Ed C's picture

Does built from the ground up mean that they FINALLY support 4k monitors? I know I could download the trial version but I really don't want to spend any time on that considering how long they have waited to do that.

Daniel L Miller's picture

I love the NIK Collection and was happy when DXO brought it back to life, BUT… you can really sense that DXO views it as a cash cow where they make minimal improvements, call it a major upgrade and then suck another $70-$80 from us every year.

Fred Teifeld's picture

Annual updates are a way of life, so to speak. Why shouldn't a developer be paid for major updates?

Ed C's picture

Because most of the "updates" have really mostly just been presets, not actual functionality.

Rich Kovach's picture

Completely agree. Their support said "there has been a great deal of time and effort from our developers to bring a software that was abandoned and not maintained for many years up-to-date". Guess they didn't have any problem selling "abandoned" software knowingly for years. Even now, only 2 apps have been updated, so I guess the other 6 are still "abandoned and not maintained" yet being sold until they want to charge for the next "major" release.

Rich Kovach's picture

They updated 2 of 8 apps, with a net total of 5 features, and they want to call this a major release and charge a full upgrade price of $80 if you purchased Nik 4 any more then about month ago. Yeah, no thank you. This is a money grab for something that should have been a point release or given to those that purchased 4 in the last year. I won’t be buying any more Nik updates.

Len Metcalf's picture

It doesn’t at all behave well on my M1 laptop. It turns the images into squares as if it can’t load the whole image. When they upgrade to a native software I might upgrade then. But until then I will hardly use it.

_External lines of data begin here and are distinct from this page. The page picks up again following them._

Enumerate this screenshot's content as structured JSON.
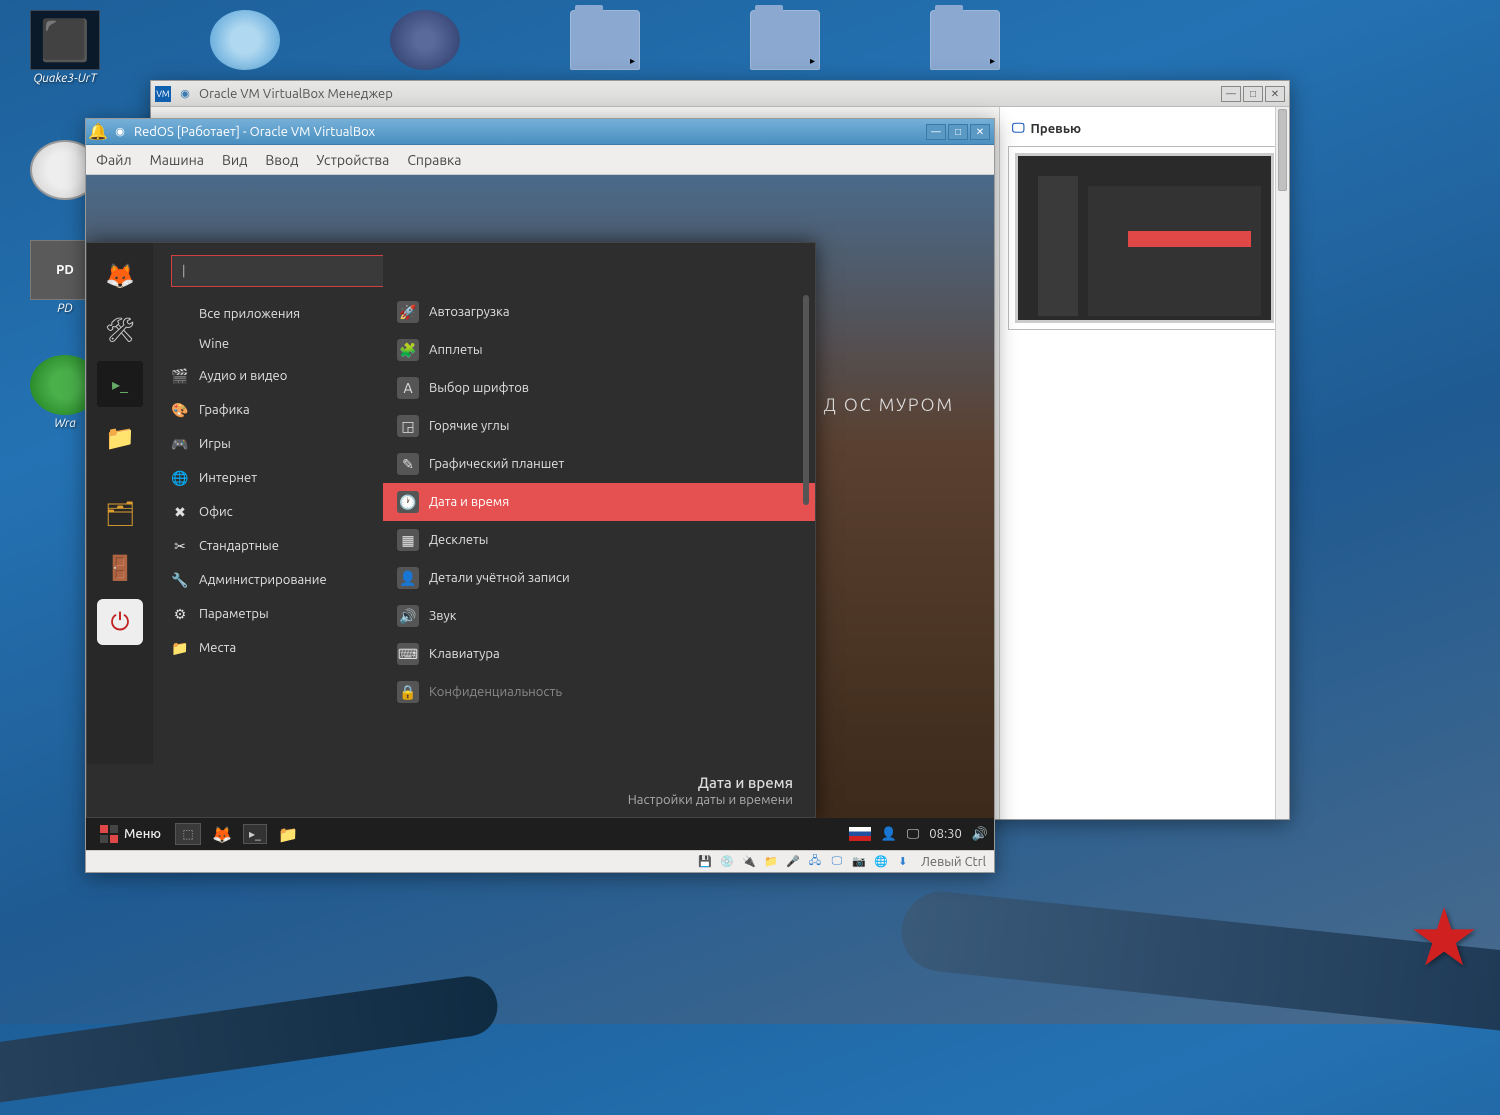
{
  "host": {
    "desktop_icons": [
      {
        "id": "quake",
        "label": "Quake3-UrT"
      },
      {
        "id": "chromium",
        "label": ""
      },
      {
        "id": "seamonkey",
        "label": ""
      },
      {
        "id": "folder1",
        "label": ""
      },
      {
        "id": "folder2",
        "label": ""
      },
      {
        "id": "folder3",
        "label": ""
      }
    ],
    "side_icons": [
      {
        "id": "clock",
        "label": ""
      },
      {
        "id": "pd",
        "label": "PD"
      },
      {
        "id": "wraith",
        "label": "Wra"
      }
    ]
  },
  "manager_window": {
    "title": "Oracle VM VirtualBox Менеджер",
    "preview_label": "Превью"
  },
  "vm_window": {
    "title": "RedOS [Работает] - Oracle VM VirtualBox",
    "menubar": [
      "Файл",
      "Машина",
      "Вид",
      "Ввод",
      "Устройства",
      "Справка"
    ],
    "statusbar_text": "Левый Ctrl",
    "watermark": "Д ОС МУРОМ"
  },
  "cinnamon": {
    "panel": {
      "menu_label": "Меню",
      "time": "08:30"
    },
    "menu": {
      "search_placeholder": "",
      "categories": [
        {
          "icon": "",
          "label": "Все приложения",
          "no_icon": true
        },
        {
          "icon": "",
          "label": "Wine",
          "no_icon": true
        },
        {
          "icon": "🎬",
          "label": "Аудио и видео"
        },
        {
          "icon": "🎨",
          "label": "Графика"
        },
        {
          "icon": "🎮",
          "label": "Игры"
        },
        {
          "icon": "🌐",
          "label": "Интернет"
        },
        {
          "icon": "✖",
          "label": "Офис"
        },
        {
          "icon": "✂",
          "label": "Стандартные"
        },
        {
          "icon": "🔧",
          "label": "Администрирование"
        },
        {
          "icon": "⚙",
          "label": "Параметры"
        },
        {
          "icon": "📁",
          "label": "Места"
        }
      ],
      "apps": [
        {
          "icon": "🚀",
          "label": "Автозагрузка"
        },
        {
          "icon": "🧩",
          "label": "Апплеты"
        },
        {
          "icon": "A",
          "label": "Выбор шрифтов"
        },
        {
          "icon": "◲",
          "label": "Горячие углы"
        },
        {
          "icon": "✎",
          "label": "Графический планшет"
        },
        {
          "icon": "🕐",
          "label": "Дата и время",
          "selected": true
        },
        {
          "icon": "▦",
          "label": "Десклеты"
        },
        {
          "icon": "👤",
          "label": "Детали учётной записи"
        },
        {
          "icon": "🔊",
          "label": "Звук"
        },
        {
          "icon": "⌨",
          "label": "Клавиатура"
        },
        {
          "icon": "🔒",
          "label": "Конфиденциальность",
          "dim": true
        }
      ],
      "footer_title": "Дата и время",
      "footer_sub": "Настройки даты и времени"
    }
  }
}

Daniel Medley's picture

The only Nik tool I use in the entire suite is Silver Efex Pro 3. That alone is worth the price of admission.

Jens Weiser's picture

Mac users have to pay once more as the native silicon support will be implemented. Great :D
The performance of version 4 on an Intel Mac was not great. With more than 10 adjustments you can wait 10+ seconds after adjusting one more slider to take effect visually on the photo. With Rosetta 2 it cannot be better. Be warned before you pay a lot of money for version 5. Try it out before.

Kent LaPorte's picture

I stopped using Nik several years ago when Photoshop and other tools became more enhanced and I became more familar with better techniques for editing.

I love that this article uses pictures from Catalina Highway in the Catalina Mountains/Mt Lemmon near Tucson.

James Weidenfeller's picture

have used NIK Collection for many years. All of my compatriots have been telling me that I must "upgrade". Because I had an "old version" DxO would not recognize it, 2 1/2 weeks ago I had to pay full price for it. Low and behold this week they are out with an "Upgrade" to fix bugs in the version 4 and the added groups they omitted in 4. AND THEY CHARGE $79 DOLLARS. Any other software company I have used give a free upgrade if the product was purchased in the past 30 days. ESPECIALLY WITH THE UP GRADE IS CORRECTING ISSUES. They DO NOT have a phone number listed on any of their webpages. Sleezy outfit from the time DxO bought it. Please make these things known on your reviews.

Fran Gallogly's picture

I upgraded to version 5 and it keeps crashing Photoshop2022 and I think it may not be compatible with the MacBook with the M1 chip. Also, when I did get it going before the crash, I could not find the button that allows me to stack filters. Where has it gone? I generally use several of the Nik filters on an image but all I see are Save Preset.

Adventure Photo's picture

“Fool me once, shame on you; fool me twice, shame on me.” I’m done being ripped off every year.